**Instructions for the task:** Everything in the data that follows should be given again verbatim, except the images.
Segment Open
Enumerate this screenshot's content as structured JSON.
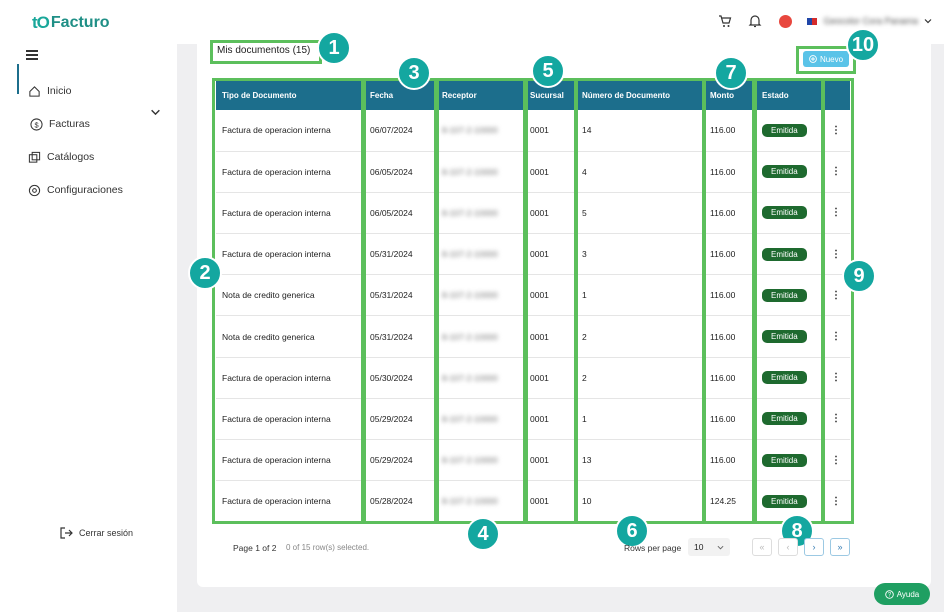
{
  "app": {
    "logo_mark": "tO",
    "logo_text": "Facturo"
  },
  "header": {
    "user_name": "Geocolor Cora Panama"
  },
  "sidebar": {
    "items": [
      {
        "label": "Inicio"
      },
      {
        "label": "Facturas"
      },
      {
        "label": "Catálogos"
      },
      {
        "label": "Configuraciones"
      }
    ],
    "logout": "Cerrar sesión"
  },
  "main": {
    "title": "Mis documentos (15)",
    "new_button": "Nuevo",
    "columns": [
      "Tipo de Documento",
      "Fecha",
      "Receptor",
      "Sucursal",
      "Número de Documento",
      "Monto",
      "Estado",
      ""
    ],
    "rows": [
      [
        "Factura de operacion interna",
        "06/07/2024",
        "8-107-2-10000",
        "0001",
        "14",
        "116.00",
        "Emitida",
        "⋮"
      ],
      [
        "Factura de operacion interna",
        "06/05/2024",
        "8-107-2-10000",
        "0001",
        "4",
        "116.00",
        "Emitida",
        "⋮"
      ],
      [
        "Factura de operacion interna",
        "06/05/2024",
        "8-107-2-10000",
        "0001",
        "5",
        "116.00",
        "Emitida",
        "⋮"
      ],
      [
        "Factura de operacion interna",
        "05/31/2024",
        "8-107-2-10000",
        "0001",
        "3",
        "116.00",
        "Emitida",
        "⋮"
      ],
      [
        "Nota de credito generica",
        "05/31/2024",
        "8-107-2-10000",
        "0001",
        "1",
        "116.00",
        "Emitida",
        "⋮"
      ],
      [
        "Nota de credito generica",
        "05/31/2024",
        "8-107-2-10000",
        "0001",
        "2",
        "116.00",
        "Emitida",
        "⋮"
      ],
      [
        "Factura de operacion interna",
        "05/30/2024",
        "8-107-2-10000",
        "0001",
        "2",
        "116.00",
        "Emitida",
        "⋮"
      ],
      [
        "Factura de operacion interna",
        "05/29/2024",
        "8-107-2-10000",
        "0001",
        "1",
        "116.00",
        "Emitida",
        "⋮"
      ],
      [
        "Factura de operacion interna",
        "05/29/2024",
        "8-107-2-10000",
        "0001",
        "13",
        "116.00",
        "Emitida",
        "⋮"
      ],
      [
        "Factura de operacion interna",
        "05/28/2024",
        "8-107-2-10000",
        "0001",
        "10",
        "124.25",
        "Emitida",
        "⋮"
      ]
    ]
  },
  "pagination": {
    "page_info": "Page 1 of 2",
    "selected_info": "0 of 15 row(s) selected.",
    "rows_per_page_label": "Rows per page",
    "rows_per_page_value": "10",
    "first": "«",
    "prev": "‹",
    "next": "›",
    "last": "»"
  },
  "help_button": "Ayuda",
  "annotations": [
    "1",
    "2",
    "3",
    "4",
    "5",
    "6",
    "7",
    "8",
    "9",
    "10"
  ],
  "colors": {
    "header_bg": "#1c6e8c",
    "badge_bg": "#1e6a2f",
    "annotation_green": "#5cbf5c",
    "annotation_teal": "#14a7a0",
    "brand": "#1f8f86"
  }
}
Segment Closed
**Worked solution:**
Enumerate this screenshot's content as structured JSON.
{
  "app": {
    "logo_mark": "tO",
    "logo_text": "Facturo"
  },
  "header": {
    "user_name": "Geocolor Cora Panama"
  },
  "sidebar": {
    "items": [
      {
        "label": "Inicio"
      },
      {
        "label": "Facturas"
      },
      {
        "label": "Catálogos"
      },
      {
        "label": "Configuraciones"
      }
    ],
    "logout": "Cerrar sesión"
  },
  "main": {
    "title": "Mis documentos (15)",
    "new_button": "Nuevo",
    "columns": [
      "Tipo de Documento",
      "Fecha",
      "Receptor",
      "Sucursal",
      "Número de Documento",
      "Monto",
      "Estado",
      ""
    ],
    "rows": [
      [
        "Factura de operacion interna",
        "06/07/2024",
        "8-107-2-10000",
        "0001",
        "14",
        "116.00",
        "Emitida",
        "⋮"
      ],
      [
        "Factura de operacion interna",
        "06/05/2024",
        "8-107-2-10000",
        "0001",
        "4",
        "116.00",
        "Emitida",
        "⋮"
      ],
      [
        "Factura de operacion interna",
        "06/05/2024",
        "8-107-2-10000",
        "0001",
        "5",
        "116.00",
        "Emitida",
        "⋮"
      ],
      [
        "Factura de operacion interna",
        "05/31/2024",
        "8-107-2-10000",
        "0001",
        "3",
        "116.00",
        "Emitida",
        "⋮"
      ],
      [
        "Nota de credito generica",
        "05/31/2024",
        "8-107-2-10000",
        "0001",
        "1",
        "116.00",
        "Emitida",
        "⋮"
      ],
      [
        "Nota de credito generica",
        "05/31/2024",
        "8-107-2-10000",
        "0001",
        "2",
        "116.00",
        "Emitida",
        "⋮"
      ],
      [
        "Factura de operacion interna",
        "05/30/2024",
        "8-107-2-10000",
        "0001",
        "2",
        "116.00",
        "Emitida",
        "⋮"
      ],
      [
        "Factura de operacion interna",
        "05/29/2024",
        "8-107-2-10000",
        "0001",
        "1",
        "116.00",
        "Emitida",
        "⋮"
      ],
      [
        "Factura de operacion interna",
        "05/29/2024",
        "8-107-2-10000",
        "0001",
        "13",
        "116.00",
        "Emitida",
        "⋮"
      ],
      [
        "Factura de operacion interna",
        "05/28/2024",
        "8-107-2-10000",
        "0001",
        "10",
        "124.25",
        "Emitida",
        "⋮"
      ]
    ]
  },
  "pagination": {
    "page_info": "Page 1 of 2",
    "selected_info": "0 of 15 row(s) selected.",
    "rows_per_page_label": "Rows per page",
    "rows_per_page_value": "10",
    "first": "«",
    "prev": "‹",
    "next": "›",
    "last": "»"
  },
  "help_button": "Ayuda",
  "annotations": [
    "1",
    "2",
    "3",
    "4",
    "5",
    "6",
    "7",
    "8",
    "9",
    "10"
  ],
  "colors": {
    "header_bg": "#1c6e8c",
    "badge_bg": "#1e6a2f",
    "annotation_green": "#5cbf5c",
    "annotation_teal": "#14a7a0",
    "brand": "#1f8f86"
  }
}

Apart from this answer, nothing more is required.